(Entries supplied Opens)

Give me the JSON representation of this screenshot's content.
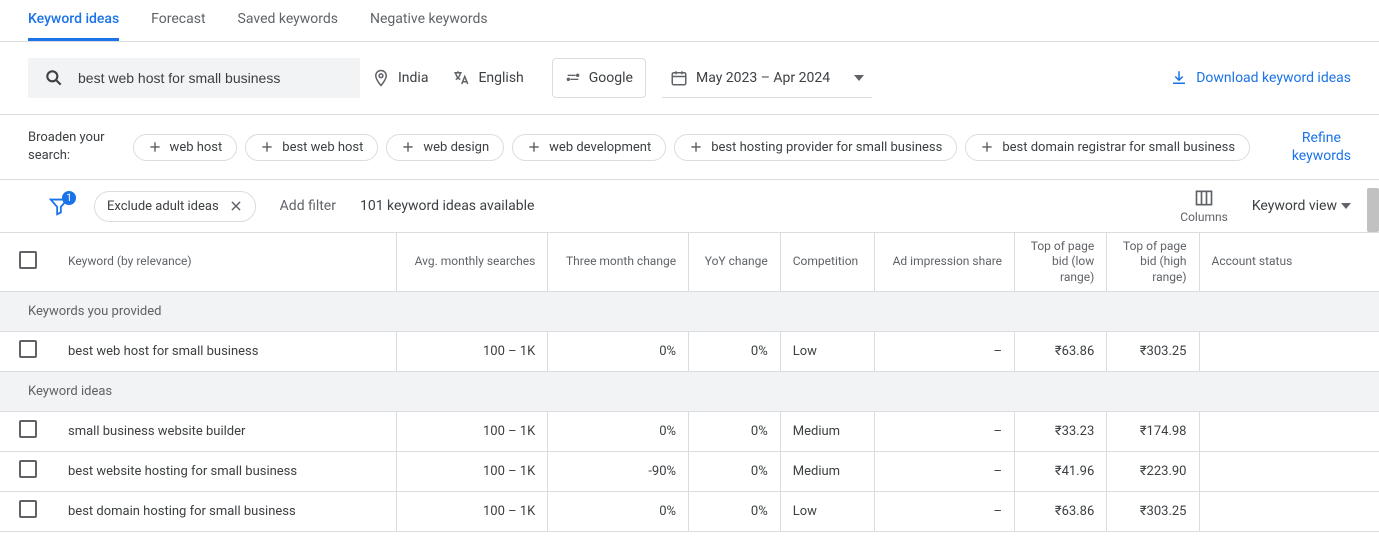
{
  "tabs": [
    "Keyword ideas",
    "Forecast",
    "Saved keywords",
    "Negative keywords"
  ],
  "search": {
    "value": "best web host for small business"
  },
  "selectors": {
    "location": "India",
    "language": "English",
    "network": "Google",
    "date": "May 2023 – Apr 2024"
  },
  "download_label": "Download keyword ideas",
  "broaden": {
    "label_line1": "Broaden your",
    "label_line2": "search:",
    "chips": [
      "web host",
      "best web host",
      "web design",
      "web development",
      "best hosting provider for small business",
      "best domain registrar for small business"
    ]
  },
  "refine": {
    "line1": "Refine",
    "line2": "keywords"
  },
  "filters": {
    "badge": "1",
    "exclude_chip": "Exclude adult ideas",
    "add_filter": "Add filter",
    "available": "101 keyword ideas available",
    "columns_label": "Columns",
    "view_label": "Keyword view"
  },
  "table": {
    "headers": {
      "keyword": "Keyword (by relevance)",
      "avg": "Avg. monthly searches",
      "three_month": "Three month change",
      "yoy": "YoY change",
      "competition": "Competition",
      "ad_impr": "Ad impression share",
      "bid_low_l1": "Top of page",
      "bid_low_l2": "bid (low",
      "bid_low_l3": "range)",
      "bid_high_l1": "Top of page",
      "bid_high_l2": "bid (high",
      "bid_high_l3": "range)",
      "account": "Account status"
    },
    "section1": "Keywords you provided",
    "section2": "Keyword ideas",
    "provided": [
      {
        "keyword": "best web host for small business",
        "avg": "100 – 1K",
        "tmc": "0%",
        "yoy": "0%",
        "comp": "Low",
        "ad": "–",
        "low": "₹63.86",
        "high": "₹303.25",
        "acct": ""
      }
    ],
    "ideas": [
      {
        "keyword": "small business website builder",
        "avg": "100 – 1K",
        "tmc": "0%",
        "yoy": "0%",
        "comp": "Medium",
        "ad": "–",
        "low": "₹33.23",
        "high": "₹174.98",
        "acct": ""
      },
      {
        "keyword": "best website hosting for small business",
        "avg": "100 – 1K",
        "tmc": "-90%",
        "yoy": "0%",
        "comp": "Medium",
        "ad": "–",
        "low": "₹41.96",
        "high": "₹223.90",
        "acct": ""
      },
      {
        "keyword": "best domain hosting for small business",
        "avg": "100 – 1K",
        "tmc": "0%",
        "yoy": "0%",
        "comp": "Low",
        "ad": "–",
        "low": "₹63.86",
        "high": "₹303.25",
        "acct": ""
      }
    ]
  }
}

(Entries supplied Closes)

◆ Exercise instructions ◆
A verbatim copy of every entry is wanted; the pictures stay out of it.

◆ Finished exercise ◆
Give me the JSON representation of this screenshot's content.
{
  "tabs": [
    "Keyword ideas",
    "Forecast",
    "Saved keywords",
    "Negative keywords"
  ],
  "search": {
    "value": "best web host for small business"
  },
  "selectors": {
    "location": "India",
    "language": "English",
    "network": "Google",
    "date": "May 2023 – Apr 2024"
  },
  "download_label": "Download keyword ideas",
  "broaden": {
    "label_line1": "Broaden your",
    "label_line2": "search:",
    "chips": [
      "web host",
      "best web host",
      "web design",
      "web development",
      "best hosting provider for small business",
      "best domain registrar for small business"
    ]
  },
  "refine": {
    "line1": "Refine",
    "line2": "keywords"
  },
  "filters": {
    "badge": "1",
    "exclude_chip": "Exclude adult ideas",
    "add_filter": "Add filter",
    "available": "101 keyword ideas available",
    "columns_label": "Columns",
    "view_label": "Keyword view"
  },
  "table": {
    "headers": {
      "keyword": "Keyword (by relevance)",
      "avg": "Avg. monthly searches",
      "three_month": "Three month change",
      "yoy": "YoY change",
      "competition": "Competition",
      "ad_impr": "Ad impression share",
      "bid_low_l1": "Top of page",
      "bid_low_l2": "bid (low",
      "bid_low_l3": "range)",
      "bid_high_l1": "Top of page",
      "bid_high_l2": "bid (high",
      "bid_high_l3": "range)",
      "account": "Account status"
    },
    "section1": "Keywords you provided",
    "section2": "Keyword ideas",
    "provided": [
      {
        "keyword": "best web host for small business",
        "avg": "100 – 1K",
        "tmc": "0%",
        "yoy": "0%",
        "comp": "Low",
        "ad": "–",
        "low": "₹63.86",
        "high": "₹303.25",
        "acct": ""
      }
    ],
    "ideas": [
      {
        "keyword": "small business website builder",
        "avg": "100 – 1K",
        "tmc": "0%",
        "yoy": "0%",
        "comp": "Medium",
        "ad": "–",
        "low": "₹33.23",
        "high": "₹174.98",
        "acct": ""
      },
      {
        "keyword": "best website hosting for small business",
        "avg": "100 – 1K",
        "tmc": "-90%",
        "yoy": "0%",
        "comp": "Medium",
        "ad": "–",
        "low": "₹41.96",
        "high": "₹223.90",
        "acct": ""
      },
      {
        "keyword": "best domain hosting for small business",
        "avg": "100 – 1K",
        "tmc": "0%",
        "yoy": "0%",
        "comp": "Low",
        "ad": "–",
        "low": "₹63.86",
        "high": "₹303.25",
        "acct": ""
      }
    ]
  }
}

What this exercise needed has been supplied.